*How to complete this task*. With the images left out, print every entry that follows exactly.

(Excerpts from an interface dataset)
----------------
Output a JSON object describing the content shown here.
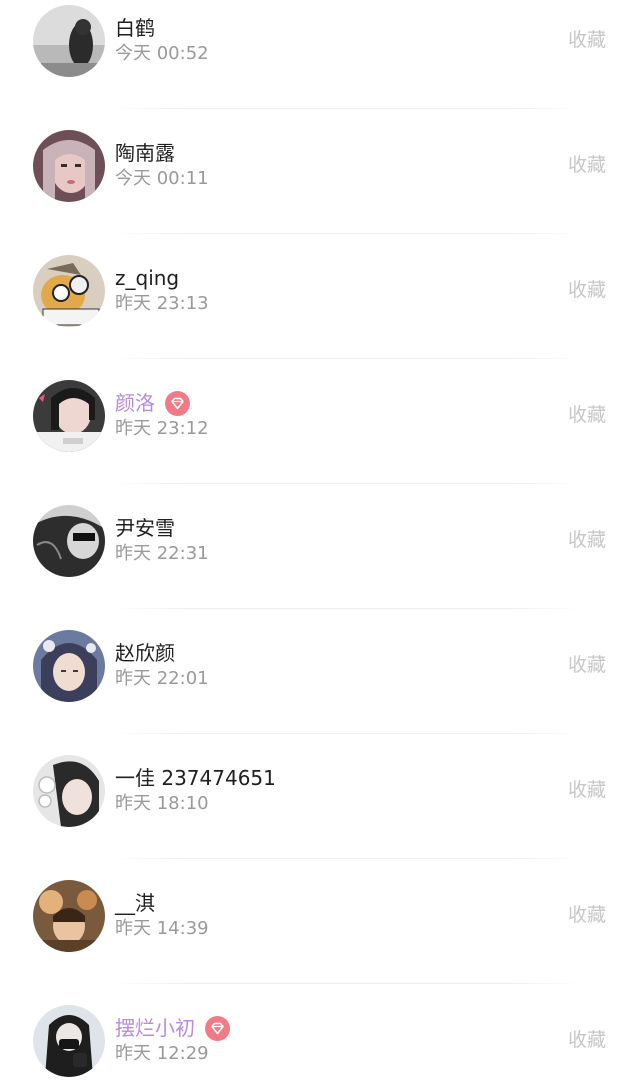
{
  "contacts": [
    {
      "name": "白鹤",
      "time": "今天 00:52",
      "vip": false,
      "action": "收藏",
      "avatar": "avatar-photo-grey-scene"
    },
    {
      "name": "陶南露",
      "time": "今天 00:11",
      "vip": false,
      "action": "收藏",
      "avatar": "avatar-photo-girl"
    },
    {
      "name": "z_qing",
      "time": "昨天 23:13",
      "vip": false,
      "action": "收藏",
      "avatar": "avatar-cartoon"
    },
    {
      "name": "颜洛",
      "time": "昨天 23:12",
      "vip": true,
      "action": "收藏",
      "avatar": "avatar-photo-girl-dark"
    },
    {
      "name": "尹安雪",
      "time": "昨天 22:31",
      "vip": false,
      "action": "收藏",
      "avatar": "avatar-photo-bw"
    },
    {
      "name": "赵欣颜",
      "time": "昨天 22:01",
      "vip": false,
      "action": "收藏",
      "avatar": "avatar-photo-girl-light"
    },
    {
      "name": "一佳 237474651",
      "time": "昨天 18:10",
      "vip": false,
      "action": "收藏",
      "avatar": "avatar-photo-girl-flower"
    },
    {
      "name": "__淇",
      "time": "昨天 14:39",
      "vip": false,
      "action": "收藏",
      "avatar": "avatar-photo-warm"
    },
    {
      "name": "摆烂小初",
      "time": "昨天 12:29",
      "vip": true,
      "action": "收藏",
      "avatar": "avatar-photo-mask"
    }
  ],
  "colors": {
    "vip_name": "#b98be0",
    "vip_badge": "#f07b86",
    "time_text": "#9a9a9a",
    "action_text": "#c7c7c7"
  }
}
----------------
*Exercise response*.
Output a JSON object describing the content shown here.
{
  "contacts": [
    {
      "name": "白鹤",
      "time": "今天 00:52",
      "vip": false,
      "action": "收藏",
      "avatar": "avatar-photo-grey-scene"
    },
    {
      "name": "陶南露",
      "time": "今天 00:11",
      "vip": false,
      "action": "收藏",
      "avatar": "avatar-photo-girl"
    },
    {
      "name": "z_qing",
      "time": "昨天 23:13",
      "vip": false,
      "action": "收藏",
      "avatar": "avatar-cartoon"
    },
    {
      "name": "颜洛",
      "time": "昨天 23:12",
      "vip": true,
      "action": "收藏",
      "avatar": "avatar-photo-girl-dark"
    },
    {
      "name": "尹安雪",
      "time": "昨天 22:31",
      "vip": false,
      "action": "收藏",
      "avatar": "avatar-photo-bw"
    },
    {
      "name": "赵欣颜",
      "time": "昨天 22:01",
      "vip": false,
      "action": "收藏",
      "avatar": "avatar-photo-girl-light"
    },
    {
      "name": "一佳 237474651",
      "time": "昨天 18:10",
      "vip": false,
      "action": "收藏",
      "avatar": "avatar-photo-girl-flower"
    },
    {
      "name": "__淇",
      "time": "昨天 14:39",
      "vip": false,
      "action": "收藏",
      "avatar": "avatar-photo-warm"
    },
    {
      "name": "摆烂小初",
      "time": "昨天 12:29",
      "vip": true,
      "action": "收藏",
      "avatar": "avatar-photo-mask"
    }
  ],
  "colors": {
    "vip_name": "#b98be0",
    "vip_badge": "#f07b86",
    "time_text": "#9a9a9a",
    "action_text": "#c7c7c7"
  }
}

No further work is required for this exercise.